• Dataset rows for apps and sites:
● ● ● ● ●

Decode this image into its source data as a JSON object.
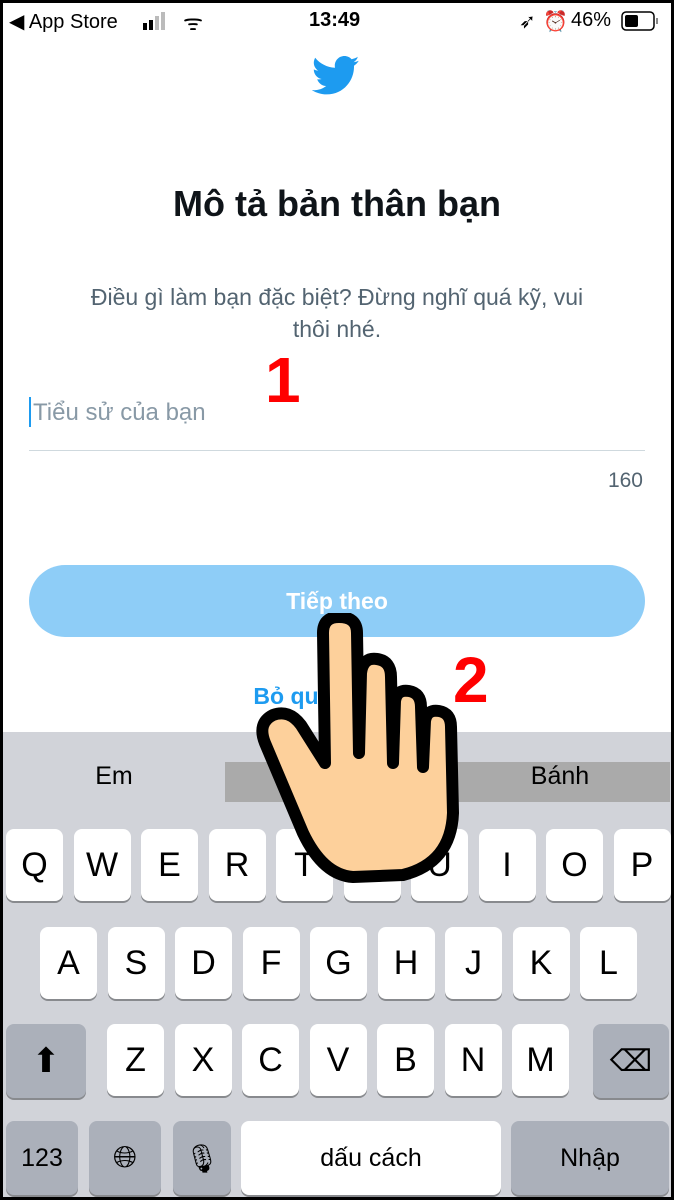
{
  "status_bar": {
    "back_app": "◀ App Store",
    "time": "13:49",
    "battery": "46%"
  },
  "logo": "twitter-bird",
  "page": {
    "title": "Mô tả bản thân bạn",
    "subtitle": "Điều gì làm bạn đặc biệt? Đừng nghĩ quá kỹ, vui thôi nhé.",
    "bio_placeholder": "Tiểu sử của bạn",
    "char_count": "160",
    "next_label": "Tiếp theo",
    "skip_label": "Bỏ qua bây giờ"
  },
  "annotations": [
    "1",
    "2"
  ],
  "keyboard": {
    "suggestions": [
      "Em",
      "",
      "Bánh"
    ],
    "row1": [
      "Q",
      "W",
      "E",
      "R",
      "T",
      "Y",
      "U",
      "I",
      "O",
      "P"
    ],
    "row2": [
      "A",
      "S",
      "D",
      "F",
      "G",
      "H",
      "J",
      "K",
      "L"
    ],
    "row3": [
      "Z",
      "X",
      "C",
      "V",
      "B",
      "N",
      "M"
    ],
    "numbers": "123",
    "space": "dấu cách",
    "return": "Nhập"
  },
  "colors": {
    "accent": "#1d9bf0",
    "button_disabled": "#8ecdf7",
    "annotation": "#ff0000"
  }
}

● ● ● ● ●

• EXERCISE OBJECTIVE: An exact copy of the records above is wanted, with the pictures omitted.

• SOLVED PROBLEM:
Decode this image into its source data as a JSON object.
{
  "status_bar": {
    "back_app": "◀ App Store",
    "time": "13:49",
    "battery": "46%"
  },
  "logo": "twitter-bird",
  "page": {
    "title": "Mô tả bản thân bạn",
    "subtitle": "Điều gì làm bạn đặc biệt? Đừng nghĩ quá kỹ, vui thôi nhé.",
    "bio_placeholder": "Tiểu sử của bạn",
    "char_count": "160",
    "next_label": "Tiếp theo",
    "skip_label": "Bỏ qua bây giờ"
  },
  "annotations": [
    "1",
    "2"
  ],
  "keyboard": {
    "suggestions": [
      "Em",
      "",
      "Bánh"
    ],
    "row1": [
      "Q",
      "W",
      "E",
      "R",
      "T",
      "Y",
      "U",
      "I",
      "O",
      "P"
    ],
    "row2": [
      "A",
      "S",
      "D",
      "F",
      "G",
      "H",
      "J",
      "K",
      "L"
    ],
    "row3": [
      "Z",
      "X",
      "C",
      "V",
      "B",
      "N",
      "M"
    ],
    "numbers": "123",
    "space": "dấu cách",
    "return": "Nhập"
  },
  "colors": {
    "accent": "#1d9bf0",
    "button_disabled": "#8ecdf7",
    "annotation": "#ff0000"
  }
}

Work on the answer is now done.